EXERCISE DESCRIPTION: A line qualifies if it holds the string "title". Copy every qualifying line from the records.

DATA SHOWN:
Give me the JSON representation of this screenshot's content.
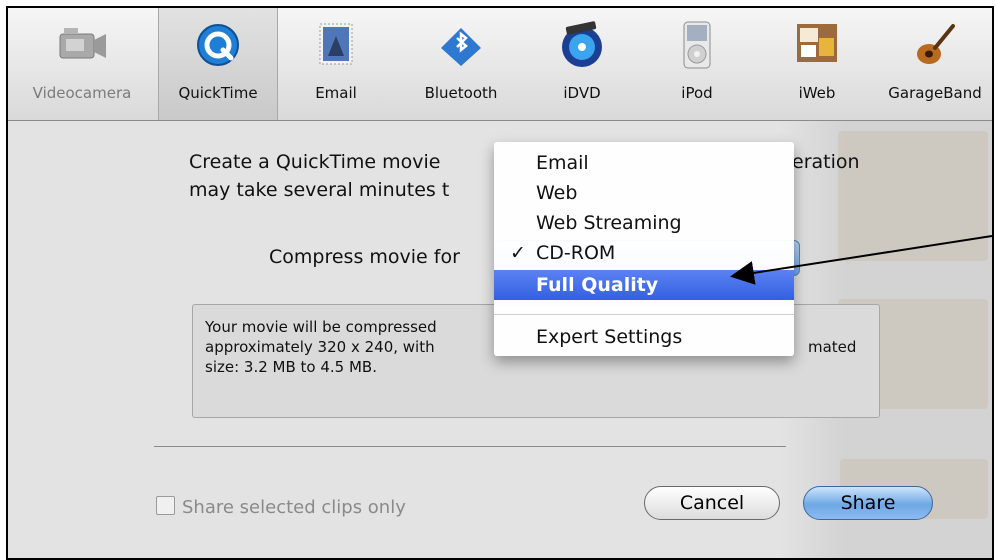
{
  "toolbar": {
    "items": [
      {
        "label": "Videocamera",
        "icon": "videocamera-icon",
        "disabled": true
      },
      {
        "label": "QuickTime",
        "icon": "quicktime-icon",
        "selected": true
      },
      {
        "label": "Email",
        "icon": "email-stamp-icon"
      },
      {
        "label": "Bluetooth",
        "icon": "bluetooth-icon"
      },
      {
        "label": "iDVD",
        "icon": "idvd-icon"
      },
      {
        "label": "iPod",
        "icon": "ipod-icon"
      },
      {
        "label": "iWeb",
        "icon": "iweb-icon"
      },
      {
        "label": "GarageBand",
        "icon": "guitar-icon"
      }
    ]
  },
  "description": {
    "line1_a": "Create a QuickTime movie",
    "line1_b": "eration",
    "line2": "may take several minutes t"
  },
  "compress": {
    "label": "Compress movie for"
  },
  "menu": {
    "items": [
      "Email",
      "Web",
      "Web Streaming",
      "CD-ROM",
      "Full Quality",
      "Expert Settings"
    ],
    "checked": "CD-ROM",
    "highlighted": "Full Quality",
    "check_mark": "✓"
  },
  "info": {
    "line1": "Your movie will be compressed",
    "line2_a": "approximately 320 x 240, with",
    "line2_b": "mated",
    "line3": "size: 3.2 MB to 4.5 MB."
  },
  "checkbox": {
    "label": "Share selected clips only",
    "checked": false
  },
  "buttons": {
    "cancel": "Cancel",
    "share": "Share"
  },
  "colors": {
    "highlight": "#3f6ae6",
    "share_button": "#6ea8e6"
  }
}
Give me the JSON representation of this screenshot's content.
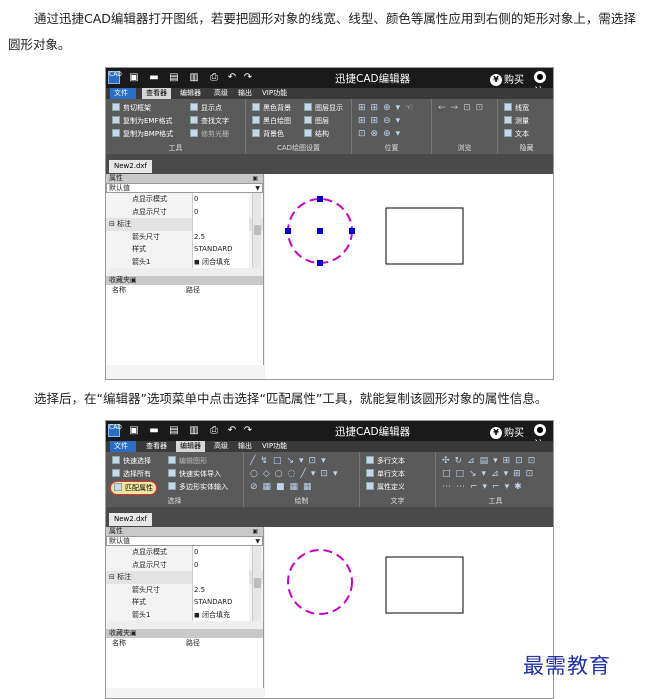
{
  "paragraph1": "通过迅捷CAD编辑器打开图纸，若要把圆形对象的线宽、线型、颜色等属性应用到右侧的矩形对象上，需选择圆形对象。",
  "paragraph2": "选择后，在“编辑器”选项菜单中点击选择“匹配属性”工具，就能复制该圆形对象的属性信息。",
  "app": {
    "title": "迅捷CAD编辑器",
    "buy": "购买",
    "login": "注",
    "logo": "CAD",
    "doc_tab": "New2.dxf"
  },
  "shot1": {
    "menu": [
      "文件",
      "查看器",
      "编辑器",
      "高级",
      "输出",
      "VIP功能"
    ],
    "groups": [
      {
        "label": "工具",
        "items": [
          "剪切框架",
          "复制为EMF格式",
          "复制为BMP格式",
          "显示点",
          "查找文字",
          "修剪光栅"
        ]
      },
      {
        "label": "CAD绘图设置",
        "items": [
          "黑色背景",
          "黑白绘图",
          "背景色",
          "图层显示",
          "图层",
          "结构"
        ]
      },
      {
        "label": "位置",
        "items": []
      },
      {
        "label": "浏览",
        "items": []
      },
      {
        "label": "隐藏",
        "items": [
          "线宽",
          "测量",
          "文本"
        ]
      }
    ]
  },
  "shot2": {
    "menu": [
      "文件",
      "查看器",
      "编辑器",
      "高级",
      "输出",
      "VIP功能"
    ],
    "groups": [
      {
        "label": "选择",
        "items": [
          "快速选择",
          "选择所有",
          "匹配属性",
          "编辑图形",
          "快速实体导入",
          "多边形实体输入"
        ]
      },
      {
        "label": "绘制",
        "items": []
      },
      {
        "label": "文字",
        "items": [
          "多行文本",
          "单行文本",
          "属性定义"
        ]
      },
      {
        "label": "工具",
        "items": []
      }
    ]
  },
  "props": {
    "header": "属性",
    "dropdown": "默认值",
    "rows": [
      {
        "k": "点显示模式",
        "v": "0"
      },
      {
        "k": "点显示尺寸",
        "v": "0"
      },
      {
        "k": "标注",
        "v": "",
        "cat": true
      },
      {
        "k": "箭头尺寸",
        "v": "2.5"
      },
      {
        "k": "样式",
        "v": "STANDARD"
      },
      {
        "k": "箭头1",
        "v": "闭合填充"
      }
    ]
  },
  "favorites": {
    "header": "收藏夹",
    "col_name": "名称",
    "col_path": "路径"
  },
  "watermark": "最需教育",
  "colors": {
    "circle": "#cc00cc",
    "grip": "#0000cc",
    "highlight": "#e03030"
  }
}
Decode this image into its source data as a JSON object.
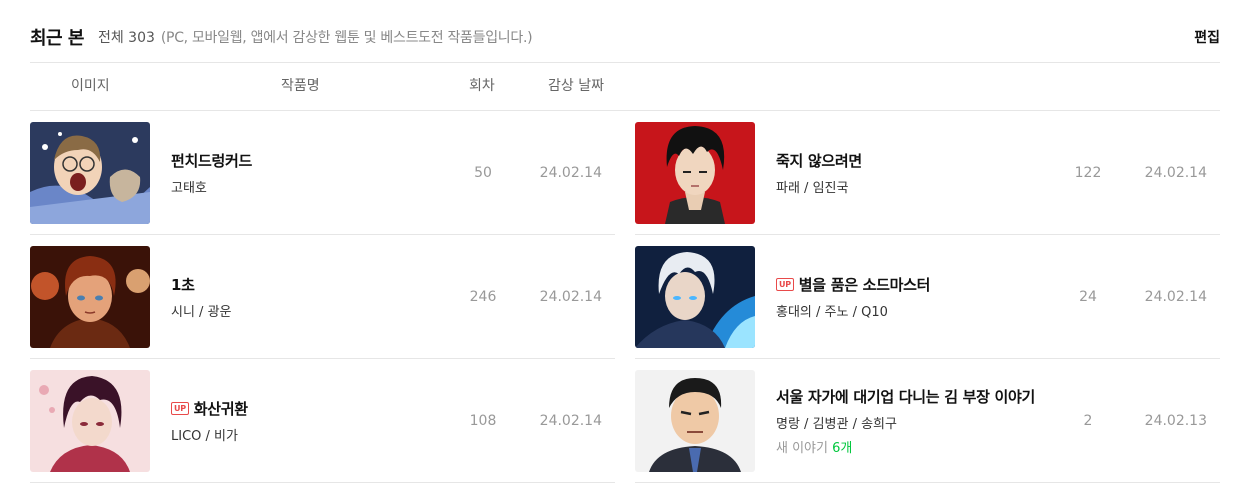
{
  "header": {
    "title": "최근 본",
    "total": "전체 303",
    "description": "(PC, 모바일웹, 앱에서 감상한 웹툰 및 베스트도전 작품들입니다.)",
    "edit_label": "편집"
  },
  "columns": {
    "image": "이미지",
    "title": "작품명",
    "episode": "회차",
    "date": "감상 날짜"
  },
  "up_badge": "UP",
  "items": [
    {
      "title": "펀치드렁커드",
      "author": "고태호",
      "episode": "50",
      "date": "24.02.14",
      "up": false,
      "thumb_icon": "sick-man-in-bed-thumbnail"
    },
    {
      "title": "죽지 않으려면",
      "author": "파래 / 임진국",
      "episode": "122",
      "date": "24.02.14",
      "up": false,
      "thumb_icon": "dark-hair-boy-red-background-thumbnail"
    },
    {
      "title": "1초",
      "author": "시니 / 광운",
      "episode": "246",
      "date": "24.02.14",
      "up": false,
      "thumb_icon": "firefighter-boy-thumbnail"
    },
    {
      "title": "별을 품은 소드마스터",
      "author": "홍대의 / 주노 / Q10",
      "episode": "24",
      "date": "24.02.14",
      "up": true,
      "thumb_icon": "white-hair-swordsman-blue-fire-thumbnail"
    },
    {
      "title": "화산귀환",
      "author": "LICO / 비가",
      "episode": "108",
      "date": "24.02.14",
      "up": true,
      "thumb_icon": "martial-artist-pink-thumbnail"
    },
    {
      "title": "서울 자가에 대기업 다니는 김 부장 이야기",
      "author": "명랑 / 김병관 / 송희구",
      "episode": "2",
      "date": "24.02.13",
      "up": false,
      "new_story_label": "새 이야기",
      "new_story_count": "6개",
      "thumb_icon": "office-manager-suit-thumbnail"
    }
  ],
  "colors": {
    "accent_green": "#00c73c",
    "up_red": "#e84a4a",
    "divider": "#e6e6e6"
  }
}
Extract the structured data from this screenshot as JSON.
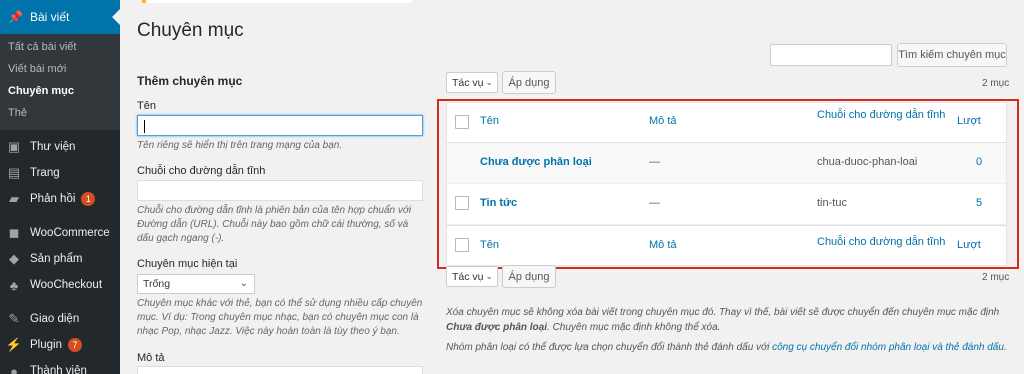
{
  "sidebar": {
    "active": {
      "label": "Bài viết",
      "icon": "pushpin-icon"
    },
    "submenu": [
      "Tất cả bài viết",
      "Viết bài mới",
      "Chuyên mục",
      "Thẻ"
    ],
    "items": [
      {
        "label": "Thư viện",
        "icon": "media-icon"
      },
      {
        "label": "Trang",
        "icon": "page-icon"
      },
      {
        "label": "Phản hồi",
        "icon": "comment-icon",
        "badge": "1"
      },
      {
        "label": "WooCommerce",
        "icon": "woocommerce-icon"
      },
      {
        "label": "Sản phẩm",
        "icon": "product-icon"
      },
      {
        "label": "WooCheckout",
        "icon": "checkout-icon"
      },
      {
        "label": "Giao diện",
        "icon": "appearance-icon"
      },
      {
        "label": "Plugin",
        "icon": "plugin-icon",
        "badge": "7"
      },
      {
        "label": "Thành viên",
        "icon": "users-icon"
      }
    ]
  },
  "page": {
    "title": "Chuyên mục"
  },
  "search": {
    "button": "Tìm kiếm chuyên mục",
    "value": ""
  },
  "form": {
    "heading": "Thêm chuyên mục",
    "name_label": "Tên",
    "name_desc": "Tên riêng sẽ hiển thị trên trang mạng của bạn.",
    "slug_label": "Chuỗi cho đường dẫn tĩnh",
    "slug_desc": "Chuỗi cho đường dẫn tĩnh là phiên bản của tên hợp chuẩn với Đường dẫn (URL). Chuỗi này bao gồm chữ cái thường, số và dấu gạch ngang (-).",
    "parent_label": "Chuyên mục hiện tại",
    "parent_value": "Trống",
    "parent_desc": "Chuyên mục khác với thẻ, bạn có thể sử dụng nhiều cấp chuyên mục. Ví dụ: Trong chuyên mục nhạc, bạn có chuyên mục con là nhạc Pop, nhạc Jazz. Việc này hoàn toàn là tùy theo ý bạn.",
    "desc_label": "Mô tả"
  },
  "bulk": {
    "select": "Tác vụ",
    "apply": "Áp dụng",
    "count": "2 mục"
  },
  "table": {
    "headers": {
      "name": "Tên",
      "desc": "Mô tả",
      "slug": "Chuỗi cho đường dẫn tĩnh",
      "count": "Lượt"
    },
    "rows": [
      {
        "name": "Chưa được phân loại",
        "desc": "—",
        "slug": "chua-duoc-phan-loai",
        "count": "0"
      },
      {
        "name": "Tin tức",
        "desc": "—",
        "slug": "tin-tuc",
        "count": "5"
      }
    ]
  },
  "help": {
    "line1_a": "Xóa chuyên mục sẽ không xóa bài viết trong chuyên mục đó. Thay vì thế, bài viết sẽ được chuyển đến chuyên mục mặc định ",
    "line1_b": "Chưa được phân loại",
    "line1_c": ". Chuyên mục mặc định không thể xóa.",
    "line2_a": "Nhóm phân loại có thể được lựa chọn chuyển đổi thành thẻ đánh dấu với ",
    "line2_link": "công cụ chuyển đổi nhóm phân loại và thẻ đánh dấu",
    "line2_c": "."
  },
  "colors": {
    "accent": "#0073aa",
    "sidebar": "#23282d",
    "highlight_box": "#d52b1e",
    "badge": "#d54e21"
  }
}
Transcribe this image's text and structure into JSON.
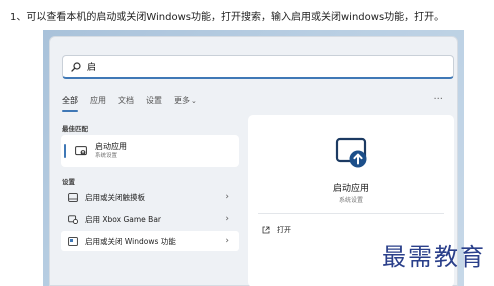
{
  "caption": "1、可以查看本机的启动或关闭Windows功能，打开搜索，输入启用或关闭windows功能，打开。",
  "search": {
    "value": "启",
    "icon": "search-icon"
  },
  "tabs": [
    {
      "label": "全部",
      "active": true
    },
    {
      "label": "应用"
    },
    {
      "label": "文档"
    },
    {
      "label": "设置"
    },
    {
      "label": "更多"
    }
  ],
  "more_chevron": "⌄",
  "overflow": "···",
  "best_match": {
    "section": "最佳匹配",
    "name": "启动应用",
    "sub": "系统设置",
    "icon": "startup-apps-icon"
  },
  "settings": {
    "section": "设置",
    "items": [
      {
        "label": "启用或关闭触摸板",
        "icon": "touchpad-icon"
      },
      {
        "label": "启用 Xbox Game Bar",
        "icon": "gamebar-icon"
      },
      {
        "label": "启用或关闭 Windows 功能",
        "icon": "windows-features-icon"
      }
    ],
    "chevron": "›"
  },
  "detail": {
    "name": "启动应用",
    "sub": "系统设置",
    "open_label": "打开",
    "icon": "startup-apps-icon"
  },
  "watermark": "最需教育",
  "colors": {
    "accent": "#3f78b6",
    "watermark": "#2a3f8a",
    "panel": "#eef1f5"
  }
}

FINAL ANSWER:
    "title": "迅捷CAD编辑器",
    "title": "최근 본",
    "title": "작품명",
      "title": "펀치드렁커드",
      "title": "죽지 않으려면",
      "title": "1초",
      "title": "별을 품은 소드마스터",
      "title": "화산귀환",
      "title": "서울 자가에 대기업 다니는 김 부장 이야기",
    "title": "Chuyên mục"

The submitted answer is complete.